反烏托邦」的想像與描述–Ajim Juxta 2018個展
藝術家Ajim Juxta，1983年代生於馬來西亞，畢業於MARA科技大學建築科學系，而更熱衷於純藝術的創作，他也是2016年Young Art Taipei新潮賞的得主。
“Dystopia” – the Imagination & description – Ajim Juxta’s solo 2018
Ajim Juxta was born in 1983 in Malaysia, and obtained his Bachelor of Science degree from MARA University of Technology, Shah Alam, Malaysia. While he graduated as an architect, he is passionate in creating arts and he is also the winner of the Young Art Award during Young Art Taipei in 2016.
Ajim has come to realize from his recent exploration that most people, in the face of unsatisfying environment, would just accept their reality without trying to find possible solutions. In such instances, they forget to do soul searching, and if they had tried to explore themselves, they would find that they could have experienced progress, create unforgettable memories, set their own benchmarks for success and would have been able to realize such satisfaction.
In contrast, when some of them who declare themselves as the “extraordinary” and “elite”, in their pursuit of their dreams and a perfect life, are engrossed in building their own version of “Utopia”, but in reality they are actually creating a form of Dystopia.

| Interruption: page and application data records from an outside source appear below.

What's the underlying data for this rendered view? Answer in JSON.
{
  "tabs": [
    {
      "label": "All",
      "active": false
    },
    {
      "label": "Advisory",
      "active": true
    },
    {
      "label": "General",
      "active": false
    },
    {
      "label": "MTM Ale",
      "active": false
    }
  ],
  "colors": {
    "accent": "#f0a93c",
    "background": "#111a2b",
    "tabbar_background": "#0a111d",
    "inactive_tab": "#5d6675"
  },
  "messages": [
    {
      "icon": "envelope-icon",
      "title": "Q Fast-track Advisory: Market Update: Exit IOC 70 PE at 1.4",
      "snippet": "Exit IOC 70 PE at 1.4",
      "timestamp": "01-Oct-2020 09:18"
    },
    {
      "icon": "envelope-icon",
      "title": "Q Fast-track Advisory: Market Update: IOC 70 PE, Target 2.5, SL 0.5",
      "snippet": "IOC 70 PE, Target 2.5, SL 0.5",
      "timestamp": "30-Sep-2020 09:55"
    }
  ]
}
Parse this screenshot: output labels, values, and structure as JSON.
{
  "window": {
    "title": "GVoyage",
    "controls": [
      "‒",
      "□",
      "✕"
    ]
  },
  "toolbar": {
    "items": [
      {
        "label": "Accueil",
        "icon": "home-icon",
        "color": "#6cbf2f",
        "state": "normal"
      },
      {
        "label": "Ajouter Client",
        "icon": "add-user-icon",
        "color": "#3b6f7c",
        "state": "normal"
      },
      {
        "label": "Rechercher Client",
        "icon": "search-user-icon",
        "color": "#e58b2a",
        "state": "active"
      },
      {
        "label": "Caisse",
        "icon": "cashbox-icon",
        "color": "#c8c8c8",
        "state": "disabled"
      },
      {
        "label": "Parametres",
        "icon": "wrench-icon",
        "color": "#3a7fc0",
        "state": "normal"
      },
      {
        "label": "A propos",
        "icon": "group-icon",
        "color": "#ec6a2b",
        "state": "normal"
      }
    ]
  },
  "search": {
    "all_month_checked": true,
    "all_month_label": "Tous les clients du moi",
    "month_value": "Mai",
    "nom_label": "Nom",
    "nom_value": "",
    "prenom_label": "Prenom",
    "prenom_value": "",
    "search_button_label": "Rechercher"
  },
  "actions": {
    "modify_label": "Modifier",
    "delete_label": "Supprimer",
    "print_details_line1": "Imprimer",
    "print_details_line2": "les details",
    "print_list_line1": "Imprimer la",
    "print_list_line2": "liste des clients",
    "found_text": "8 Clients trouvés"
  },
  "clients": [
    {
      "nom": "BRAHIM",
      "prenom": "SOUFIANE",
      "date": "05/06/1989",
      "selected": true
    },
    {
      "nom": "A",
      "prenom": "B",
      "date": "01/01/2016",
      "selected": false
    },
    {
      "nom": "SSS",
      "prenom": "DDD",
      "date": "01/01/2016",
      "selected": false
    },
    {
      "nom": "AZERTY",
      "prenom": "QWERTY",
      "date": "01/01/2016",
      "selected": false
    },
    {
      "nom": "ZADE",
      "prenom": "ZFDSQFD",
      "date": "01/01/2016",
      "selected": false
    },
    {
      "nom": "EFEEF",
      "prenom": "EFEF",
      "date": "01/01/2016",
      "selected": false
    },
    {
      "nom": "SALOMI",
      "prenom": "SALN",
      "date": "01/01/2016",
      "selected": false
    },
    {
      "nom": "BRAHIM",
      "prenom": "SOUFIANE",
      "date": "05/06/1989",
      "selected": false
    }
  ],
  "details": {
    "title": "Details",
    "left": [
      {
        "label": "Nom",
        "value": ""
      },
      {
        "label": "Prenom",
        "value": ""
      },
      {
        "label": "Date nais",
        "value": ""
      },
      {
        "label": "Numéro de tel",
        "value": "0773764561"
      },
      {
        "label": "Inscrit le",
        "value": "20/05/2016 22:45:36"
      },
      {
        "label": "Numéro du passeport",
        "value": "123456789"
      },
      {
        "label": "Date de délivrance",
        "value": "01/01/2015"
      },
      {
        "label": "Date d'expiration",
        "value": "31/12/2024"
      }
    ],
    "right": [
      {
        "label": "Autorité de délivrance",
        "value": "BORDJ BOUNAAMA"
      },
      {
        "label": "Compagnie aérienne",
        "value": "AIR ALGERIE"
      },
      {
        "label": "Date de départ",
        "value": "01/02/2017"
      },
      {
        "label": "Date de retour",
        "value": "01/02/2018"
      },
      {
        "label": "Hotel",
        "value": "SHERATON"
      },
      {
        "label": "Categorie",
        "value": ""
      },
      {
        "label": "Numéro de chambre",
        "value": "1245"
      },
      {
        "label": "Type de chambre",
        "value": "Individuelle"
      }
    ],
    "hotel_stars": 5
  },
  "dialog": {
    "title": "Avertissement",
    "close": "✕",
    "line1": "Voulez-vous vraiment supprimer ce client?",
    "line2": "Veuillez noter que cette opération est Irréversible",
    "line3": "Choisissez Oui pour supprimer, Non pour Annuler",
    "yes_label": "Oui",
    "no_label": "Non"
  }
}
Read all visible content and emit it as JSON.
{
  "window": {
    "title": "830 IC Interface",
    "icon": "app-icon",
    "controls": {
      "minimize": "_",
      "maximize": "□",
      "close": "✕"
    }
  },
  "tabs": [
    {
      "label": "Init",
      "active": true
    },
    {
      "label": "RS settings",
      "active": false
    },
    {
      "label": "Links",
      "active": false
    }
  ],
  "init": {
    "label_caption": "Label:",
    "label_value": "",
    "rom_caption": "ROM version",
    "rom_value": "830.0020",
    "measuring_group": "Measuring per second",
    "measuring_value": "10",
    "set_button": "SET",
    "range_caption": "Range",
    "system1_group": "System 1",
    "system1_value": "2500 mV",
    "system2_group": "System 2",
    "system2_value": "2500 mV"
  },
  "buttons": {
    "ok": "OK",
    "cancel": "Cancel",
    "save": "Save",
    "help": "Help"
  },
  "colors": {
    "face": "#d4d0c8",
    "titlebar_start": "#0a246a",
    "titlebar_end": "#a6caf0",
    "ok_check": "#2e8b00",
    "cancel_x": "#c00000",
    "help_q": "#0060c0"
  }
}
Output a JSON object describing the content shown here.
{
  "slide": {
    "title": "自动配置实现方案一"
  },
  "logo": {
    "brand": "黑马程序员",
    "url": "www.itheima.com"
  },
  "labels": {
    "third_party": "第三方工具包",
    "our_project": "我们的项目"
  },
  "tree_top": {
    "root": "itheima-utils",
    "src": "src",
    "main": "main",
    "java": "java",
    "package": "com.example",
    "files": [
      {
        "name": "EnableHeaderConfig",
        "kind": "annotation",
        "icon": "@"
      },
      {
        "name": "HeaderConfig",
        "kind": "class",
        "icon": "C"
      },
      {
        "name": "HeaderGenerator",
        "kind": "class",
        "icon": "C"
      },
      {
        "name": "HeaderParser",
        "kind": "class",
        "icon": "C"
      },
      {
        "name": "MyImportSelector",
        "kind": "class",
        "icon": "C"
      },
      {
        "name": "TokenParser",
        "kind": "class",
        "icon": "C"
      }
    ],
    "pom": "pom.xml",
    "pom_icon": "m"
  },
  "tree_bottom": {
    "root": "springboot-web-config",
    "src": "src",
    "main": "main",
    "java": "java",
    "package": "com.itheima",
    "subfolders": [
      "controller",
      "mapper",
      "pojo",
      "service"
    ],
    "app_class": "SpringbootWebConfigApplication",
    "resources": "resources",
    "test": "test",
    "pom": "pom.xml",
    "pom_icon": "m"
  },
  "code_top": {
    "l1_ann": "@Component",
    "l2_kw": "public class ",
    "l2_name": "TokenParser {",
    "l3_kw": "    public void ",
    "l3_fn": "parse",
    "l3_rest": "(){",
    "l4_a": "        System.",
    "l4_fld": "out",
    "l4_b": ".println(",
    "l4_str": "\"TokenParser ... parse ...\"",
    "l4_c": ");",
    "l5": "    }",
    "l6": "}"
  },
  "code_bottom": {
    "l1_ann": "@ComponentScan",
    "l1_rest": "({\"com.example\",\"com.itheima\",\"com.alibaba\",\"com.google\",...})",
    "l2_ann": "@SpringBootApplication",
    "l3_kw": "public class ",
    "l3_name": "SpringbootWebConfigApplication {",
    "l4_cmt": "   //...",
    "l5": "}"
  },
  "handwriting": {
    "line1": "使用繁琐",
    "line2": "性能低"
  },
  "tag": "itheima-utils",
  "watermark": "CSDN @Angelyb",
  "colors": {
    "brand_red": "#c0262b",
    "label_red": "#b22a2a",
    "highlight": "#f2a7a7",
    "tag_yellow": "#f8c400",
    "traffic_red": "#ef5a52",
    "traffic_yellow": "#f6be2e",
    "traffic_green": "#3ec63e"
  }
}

Ajim’s recent works incorporates his individual forms and style and also his personal artistic language, creating improvised whimsicalness, combined with his architecture background, with his observation of the social communities, through his paintings and installation works, he is able to present his thoughts and views of this contemporary dystopian ideas.
Creative Director of G9 Creative Park (2017 – present)
J.J. Shih holds a Master Degree from the Graduate School of Art History, Temple University (USA). Prior to taking up the Creative Director of G9 Creative Park, Taiwan, he had been the Director of Museum of Contemporary Art, Taipei(2008-2016); Director of Guandu Museum of Art, National Taipei University of Arts(2005-2007); Chief Curator of Exhibitions Department, Taipei Fine Arts Museum(1989-1992). From 2001-2010 he also served as Artistic Director of Taishin Bank Foundation for Arts and Culture. Currently he also serves as President of the Contemporary Art Foundation, Taipei. He is also a Trustee of the Dimension Endowment of Art and Education.
A catalog was published in conjunction with the exhibition. The catalog is bi-directional, i.e. opens from either end. Due to the unique physical nature of the publication, the electronic version provided here is in two parts – arkologi and gelap. arkologi focuses on the ‘Arcology’ series of works, and two curatorial essays relating to the Young Art Award that Ajim was the recipient of in 2016, and the subsequent residency he attended in Taiwan, which was the prize received for being one of the three top winners of the award. gelap looks at the work development that led to this exhibition, and is where the essay by curator Sharmin Parameswaran may be found.